**Task brief:**
In the records that follow, show each line where the word "value" is present.

**Source data:**
-- Opening Marker --

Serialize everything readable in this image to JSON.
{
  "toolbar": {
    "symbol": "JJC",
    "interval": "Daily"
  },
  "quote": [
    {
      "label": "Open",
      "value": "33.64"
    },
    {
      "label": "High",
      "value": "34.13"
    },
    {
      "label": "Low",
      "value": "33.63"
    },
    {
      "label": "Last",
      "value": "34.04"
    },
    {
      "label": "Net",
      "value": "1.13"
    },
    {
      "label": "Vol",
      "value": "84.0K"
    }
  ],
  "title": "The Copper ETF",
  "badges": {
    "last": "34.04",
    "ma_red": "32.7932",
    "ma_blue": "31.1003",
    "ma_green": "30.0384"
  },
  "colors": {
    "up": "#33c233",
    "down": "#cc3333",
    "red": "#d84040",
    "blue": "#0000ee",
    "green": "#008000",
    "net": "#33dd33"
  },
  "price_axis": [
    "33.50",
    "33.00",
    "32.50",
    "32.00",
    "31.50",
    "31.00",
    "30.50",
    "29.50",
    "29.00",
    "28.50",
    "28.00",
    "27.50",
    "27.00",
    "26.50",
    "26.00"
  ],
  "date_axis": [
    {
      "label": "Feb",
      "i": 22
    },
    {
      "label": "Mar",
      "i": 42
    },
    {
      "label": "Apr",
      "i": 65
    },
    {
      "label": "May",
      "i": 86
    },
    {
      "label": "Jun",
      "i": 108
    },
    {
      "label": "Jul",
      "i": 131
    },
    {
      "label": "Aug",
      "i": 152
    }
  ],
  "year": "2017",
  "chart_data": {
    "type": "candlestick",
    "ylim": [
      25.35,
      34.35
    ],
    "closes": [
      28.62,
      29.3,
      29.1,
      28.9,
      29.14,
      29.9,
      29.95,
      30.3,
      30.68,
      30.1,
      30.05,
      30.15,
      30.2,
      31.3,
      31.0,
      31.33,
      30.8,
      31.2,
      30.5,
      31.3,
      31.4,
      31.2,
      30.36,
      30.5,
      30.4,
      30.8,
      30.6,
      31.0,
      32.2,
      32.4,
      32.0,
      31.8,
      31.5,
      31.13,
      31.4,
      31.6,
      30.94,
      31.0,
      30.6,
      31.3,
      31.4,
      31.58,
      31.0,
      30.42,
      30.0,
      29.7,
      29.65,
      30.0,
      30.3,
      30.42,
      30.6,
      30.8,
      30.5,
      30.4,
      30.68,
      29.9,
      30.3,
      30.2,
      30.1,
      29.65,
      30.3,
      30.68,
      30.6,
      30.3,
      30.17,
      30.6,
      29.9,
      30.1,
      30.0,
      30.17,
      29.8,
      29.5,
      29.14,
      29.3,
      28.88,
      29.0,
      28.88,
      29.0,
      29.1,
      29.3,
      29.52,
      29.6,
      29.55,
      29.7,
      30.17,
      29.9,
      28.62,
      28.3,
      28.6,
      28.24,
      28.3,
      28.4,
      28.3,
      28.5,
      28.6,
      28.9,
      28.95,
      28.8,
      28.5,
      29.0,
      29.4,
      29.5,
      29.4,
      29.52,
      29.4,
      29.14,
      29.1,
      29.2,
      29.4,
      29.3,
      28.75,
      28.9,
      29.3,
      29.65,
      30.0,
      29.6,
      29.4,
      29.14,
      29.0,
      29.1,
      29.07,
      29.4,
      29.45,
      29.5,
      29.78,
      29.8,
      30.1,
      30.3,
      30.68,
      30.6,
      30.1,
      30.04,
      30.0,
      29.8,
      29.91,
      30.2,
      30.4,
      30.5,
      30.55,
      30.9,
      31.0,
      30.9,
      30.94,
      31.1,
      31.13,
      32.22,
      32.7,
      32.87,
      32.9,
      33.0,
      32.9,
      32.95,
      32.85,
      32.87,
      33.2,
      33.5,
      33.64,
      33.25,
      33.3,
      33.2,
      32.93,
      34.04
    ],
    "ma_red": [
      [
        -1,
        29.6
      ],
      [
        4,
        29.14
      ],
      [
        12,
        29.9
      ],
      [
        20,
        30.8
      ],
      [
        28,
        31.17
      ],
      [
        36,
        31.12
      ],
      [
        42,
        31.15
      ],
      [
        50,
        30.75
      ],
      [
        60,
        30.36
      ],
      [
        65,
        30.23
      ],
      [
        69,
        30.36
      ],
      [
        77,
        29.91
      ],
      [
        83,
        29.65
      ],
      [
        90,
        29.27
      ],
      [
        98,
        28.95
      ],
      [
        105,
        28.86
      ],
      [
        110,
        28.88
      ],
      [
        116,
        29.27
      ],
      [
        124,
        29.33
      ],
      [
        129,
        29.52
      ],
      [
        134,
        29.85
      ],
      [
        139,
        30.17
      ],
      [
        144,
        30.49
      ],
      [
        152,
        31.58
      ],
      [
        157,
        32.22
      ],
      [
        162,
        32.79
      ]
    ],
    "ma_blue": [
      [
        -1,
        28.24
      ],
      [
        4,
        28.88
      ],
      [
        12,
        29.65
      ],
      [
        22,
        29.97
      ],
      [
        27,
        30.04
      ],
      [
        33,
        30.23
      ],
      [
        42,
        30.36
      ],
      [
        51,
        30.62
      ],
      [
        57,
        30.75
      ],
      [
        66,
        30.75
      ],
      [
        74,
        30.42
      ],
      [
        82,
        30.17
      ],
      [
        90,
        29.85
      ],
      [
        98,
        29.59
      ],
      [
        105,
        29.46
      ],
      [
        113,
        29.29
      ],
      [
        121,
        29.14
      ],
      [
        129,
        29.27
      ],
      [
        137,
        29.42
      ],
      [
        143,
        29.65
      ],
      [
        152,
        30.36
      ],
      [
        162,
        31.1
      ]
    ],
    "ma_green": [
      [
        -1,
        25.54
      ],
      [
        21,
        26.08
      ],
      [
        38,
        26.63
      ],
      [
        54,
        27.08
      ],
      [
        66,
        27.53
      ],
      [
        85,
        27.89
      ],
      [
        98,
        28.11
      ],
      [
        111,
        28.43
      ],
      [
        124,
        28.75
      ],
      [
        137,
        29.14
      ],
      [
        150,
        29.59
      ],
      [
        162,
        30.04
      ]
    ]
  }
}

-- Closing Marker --

**Task answer:**
      "value": "33.64"
      "value": "34.13"
      "value": "33.63"
      "value": "34.04"
      "value": "1.13"
      "value": "84.0K"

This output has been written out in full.